The challenges of navigating overvaluation and bubbles as an investor

Overvaluation and bubbles can be difficult to navigate as an investor. Even the smartest investors often call bubbles too early, causing them to miss out on potential gains and endure pain trades. It's important to recognize that growth stocks, particularly those that are very expensive, carry inherent risks. These valuations may not matter initially, but eventually, they can have a significant impact and lead to substantial losses. It's prudent to prioritize a safer approach, even if it means looking like a total idiot in the short term. Additionally, while rising interest rates and inflationary pressures may not pose a significant problem for large-cap US companies with low levels of debt, they can greatly affect smaller, more leveraged companies, particularly in private equity and private credit markets.

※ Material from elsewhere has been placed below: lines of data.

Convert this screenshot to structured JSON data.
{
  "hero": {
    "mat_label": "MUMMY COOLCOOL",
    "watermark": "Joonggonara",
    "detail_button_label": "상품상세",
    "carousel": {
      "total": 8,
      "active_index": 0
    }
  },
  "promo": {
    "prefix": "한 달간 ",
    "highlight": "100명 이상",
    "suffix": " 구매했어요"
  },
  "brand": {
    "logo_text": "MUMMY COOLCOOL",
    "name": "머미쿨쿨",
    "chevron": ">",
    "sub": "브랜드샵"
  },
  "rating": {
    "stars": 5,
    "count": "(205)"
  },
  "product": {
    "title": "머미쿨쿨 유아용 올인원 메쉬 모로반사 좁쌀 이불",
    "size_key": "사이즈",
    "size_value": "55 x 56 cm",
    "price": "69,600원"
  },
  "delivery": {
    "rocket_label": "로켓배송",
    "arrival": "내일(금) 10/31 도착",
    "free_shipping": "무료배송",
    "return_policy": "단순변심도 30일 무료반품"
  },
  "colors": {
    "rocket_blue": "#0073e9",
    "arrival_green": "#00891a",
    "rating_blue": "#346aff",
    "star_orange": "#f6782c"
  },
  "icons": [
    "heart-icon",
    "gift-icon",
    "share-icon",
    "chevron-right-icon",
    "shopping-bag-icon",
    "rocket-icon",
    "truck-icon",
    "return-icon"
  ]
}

Challenges and Strategies for Private Equity Portfolio Companies

Private equity portfolio companies are currently facing significant issues. With a large portion of portfolios now invested in this asset class, it is clear that trouble is brewing. Companies that are not meeting their earnings targets often resort to manipulating their earnings in order to appear more successful. This practice is more prevalent during economic downturns and is reflected in the M score, which measures adjustments to financial metrics. The increase in adjustments and accruals is seen as a negative signal. While some investors turn to tail risk hedging strategies using out-of-the-money puts, the conversation suggests that this approach may not be effective or beneficial in the long run. Other risk management techniques, such as trend-following signals and even shorting stocks, may offer more promising results. It is important to be skeptical of exaggerated claims of high returns in this area.

Dan Rasmussen's Investment Strategy: Leveraging Japan and Preparing for Crises

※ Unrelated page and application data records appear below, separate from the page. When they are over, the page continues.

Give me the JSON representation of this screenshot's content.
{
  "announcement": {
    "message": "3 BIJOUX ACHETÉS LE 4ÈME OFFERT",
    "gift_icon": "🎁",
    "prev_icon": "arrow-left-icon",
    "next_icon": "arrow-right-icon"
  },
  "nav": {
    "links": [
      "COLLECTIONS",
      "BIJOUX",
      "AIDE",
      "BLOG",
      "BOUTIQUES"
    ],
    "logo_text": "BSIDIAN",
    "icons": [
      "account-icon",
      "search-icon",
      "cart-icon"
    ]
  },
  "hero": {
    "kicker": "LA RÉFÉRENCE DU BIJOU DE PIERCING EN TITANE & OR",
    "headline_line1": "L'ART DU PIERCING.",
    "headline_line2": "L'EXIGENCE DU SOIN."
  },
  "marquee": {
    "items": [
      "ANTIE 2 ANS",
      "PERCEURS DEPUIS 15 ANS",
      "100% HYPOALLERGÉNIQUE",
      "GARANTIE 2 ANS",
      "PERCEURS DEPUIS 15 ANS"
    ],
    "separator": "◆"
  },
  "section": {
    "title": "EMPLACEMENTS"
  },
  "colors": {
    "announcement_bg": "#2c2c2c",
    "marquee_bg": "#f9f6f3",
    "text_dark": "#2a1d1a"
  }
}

Japan plays a significant role in the investment strategy of Dan Rasmussen at For Dad. Rasmussen holds a long overweight to Japan and has been adding to this overweight position. He believes that Japan has the potential to become a bubble, and if that happens, he will benefit greatly. Rasmussen also emphasizes the importance of having money when a crisis occurs, as it creates investment opportunities. In terms of central bank policies, Rasmussen compares the US to Japan, highlighting the Japanese yen as a safe currency due to its tendency to be a flight to safety asset. Additionally, Rasmussen expresses skepticism towards new technologies but appreciates the use of quantitative tools in his quantitative firm.

The Potential Pitfalls of Technological Advancements in Investments

While technological advancements like Snowflake and AI have undoubtedly revolutionized the way we work and have the potential to greatly benefit consumers, they may not necessarily translate into successful investments. It's important to consider competition neglect, where many other firms are also vying for the same market opportunities. Even if the total addressable market (TAM) is massive, investing in a hot space can still be a losing bet due to intense competition. Investing should be based on meta-analysis, where your perspective diverges from the market, rather than just following the trend. So, while AI and other technologies may be amazing, it doesn't guarantee financial success when investing in related stocks.